The NIH estimates up to 23.5 million Americans suffer from autoimmune diseases and that the prevalence is rising;this statistic is higher than the number of Americans having cancer (9 million) or heart disease (22 million). Systemic lupus erythematosus (SLE) is the third most frequent autoimmune disease affecting approximately 1 in 2000 people. It is the prototype of complex autoimmune diseases and is characterized by extreme breakdown of self-tolerance resulting in multiple immunologic abnormalities. Cures are not yet available for SLE and patients face a lifetime of illness and treatment. Given the clinical heterogeneity of this disease, combined with limited knowledge of pathogenesis, designing new treatment options has been difficult. Recent findings from joint linkage and genome-wide association studies (GWAS) have provided significant insight into the genes and pathways contributing to disease pathogenesis. SLE is highly heritable with a strong genetic component that includes the interferon regulatory factor 5 (IRF5)-transportin 3 (TNPO3) region. Genetic variants in the IRF5-TNPO3 locus have been associated with SLE risk in every published study testing this region and in every ethnic population. Although some effort has recently gone into studying the functional consequence of genetic variants in IRF5, few studies have included an analysis of TNPO3 expression and function in SLE. The primary goal of this research proposal is to determine how the IRF5-TNPO3 locus alters SLE disease risk by experimentally bridging the gap(s) in knowledge between identification of this causal locus and its actual functional influence on SLE risk. IRF5 encodes a transcription factor central to the innate and adaptive immune response through its regulation of key processes including cytokine production, chemokine and chemokine receptor expression, and autoantibody production. TNPO3 is a member of the importin family and encodes a nuclear import receptor that mediates nuclear entry of serine/arginine (SR)-rich proteins such as splicing factors SFRS1 and SFRS2. Based on recent experimental findings from our lab, we hypothesize that the genetic risk coming from the IRF5-TNPO3 locus is not solely from IRF5 and directly involves TNPO3 function via its ability to regulate novel mechanisms controlling IRF5 alternative splicing and nuclear localization. This hypothesis will be tested in the following Specific Aims: 1) Determine the level of IRF5 and TNPO3 transcript and protein expression in immune cells from healthy donors and SLE patients carrying the risk and non-risk haplotypes at IRF5-TNPO3 SNPs, 2) Determine whether TNPO3 controls IRF5 transcript expression through its ability to regulate the import of SR proteins to the nucleus, and 3) Determine whether IRF5, TNPO3 and NUP62 differentially interact in genotyped healthy donor and SLE immune cells resulting in altered IRF5 nuclear localization. Results from this study will bridge the gap between disease- associated genetic variation, gene expression, protein function, and disease phenotype, and identify novel mechanisms that can be therapeutically targeted to regulate IRF5 expression and activation in SLE.
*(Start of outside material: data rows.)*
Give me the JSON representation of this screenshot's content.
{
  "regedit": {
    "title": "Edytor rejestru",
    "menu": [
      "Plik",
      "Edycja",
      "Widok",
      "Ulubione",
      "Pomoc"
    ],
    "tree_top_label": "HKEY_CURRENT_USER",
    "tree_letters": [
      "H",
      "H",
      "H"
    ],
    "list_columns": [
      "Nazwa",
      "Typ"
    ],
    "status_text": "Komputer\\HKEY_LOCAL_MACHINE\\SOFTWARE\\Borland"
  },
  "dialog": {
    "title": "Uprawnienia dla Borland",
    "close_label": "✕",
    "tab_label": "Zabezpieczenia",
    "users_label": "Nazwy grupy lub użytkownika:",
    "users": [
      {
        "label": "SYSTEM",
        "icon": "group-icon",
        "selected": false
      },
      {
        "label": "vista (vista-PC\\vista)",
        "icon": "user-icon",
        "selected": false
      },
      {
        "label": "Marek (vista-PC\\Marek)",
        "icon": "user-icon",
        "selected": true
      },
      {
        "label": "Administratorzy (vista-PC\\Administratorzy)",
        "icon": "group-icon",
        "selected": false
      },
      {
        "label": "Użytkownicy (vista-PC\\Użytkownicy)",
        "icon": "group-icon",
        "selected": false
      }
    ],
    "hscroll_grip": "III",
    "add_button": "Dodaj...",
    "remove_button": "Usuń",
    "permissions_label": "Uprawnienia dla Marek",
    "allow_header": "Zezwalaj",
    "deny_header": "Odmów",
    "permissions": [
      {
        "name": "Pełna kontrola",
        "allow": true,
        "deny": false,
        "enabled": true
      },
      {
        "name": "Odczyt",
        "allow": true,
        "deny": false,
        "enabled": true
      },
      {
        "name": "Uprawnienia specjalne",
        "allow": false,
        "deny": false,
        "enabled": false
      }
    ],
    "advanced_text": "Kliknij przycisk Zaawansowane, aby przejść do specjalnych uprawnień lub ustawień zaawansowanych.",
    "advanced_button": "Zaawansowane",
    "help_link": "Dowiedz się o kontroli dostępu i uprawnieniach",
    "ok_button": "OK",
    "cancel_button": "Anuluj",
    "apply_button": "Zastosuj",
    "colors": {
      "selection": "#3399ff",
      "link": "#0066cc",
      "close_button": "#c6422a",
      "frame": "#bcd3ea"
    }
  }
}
Systemic lupus erythematosus (SLE) affects approximately 1.5 million Americans and 5 million people worldwide. Due to the clinical heterogeneity of SLE, combined with limited knowledge of pathogenesis, cures are not yet available and patients face a lifetime of illness and treatment. Genetics play an important role in SLE pathology and polymorphisms in the interferon regulatory factor 5 (IRF5)-transportin 3 (TNPO3) locus are strongly associated with SLE susceptibility. This project will bridge the gap between disease- associated genetic variation, gene expression, protein function, and disease phenotype, and will be relevant to drug discovery since it will identify novel mechanisms that can be therapeutically targeted to regulate IRF5 expression and activation in SLE.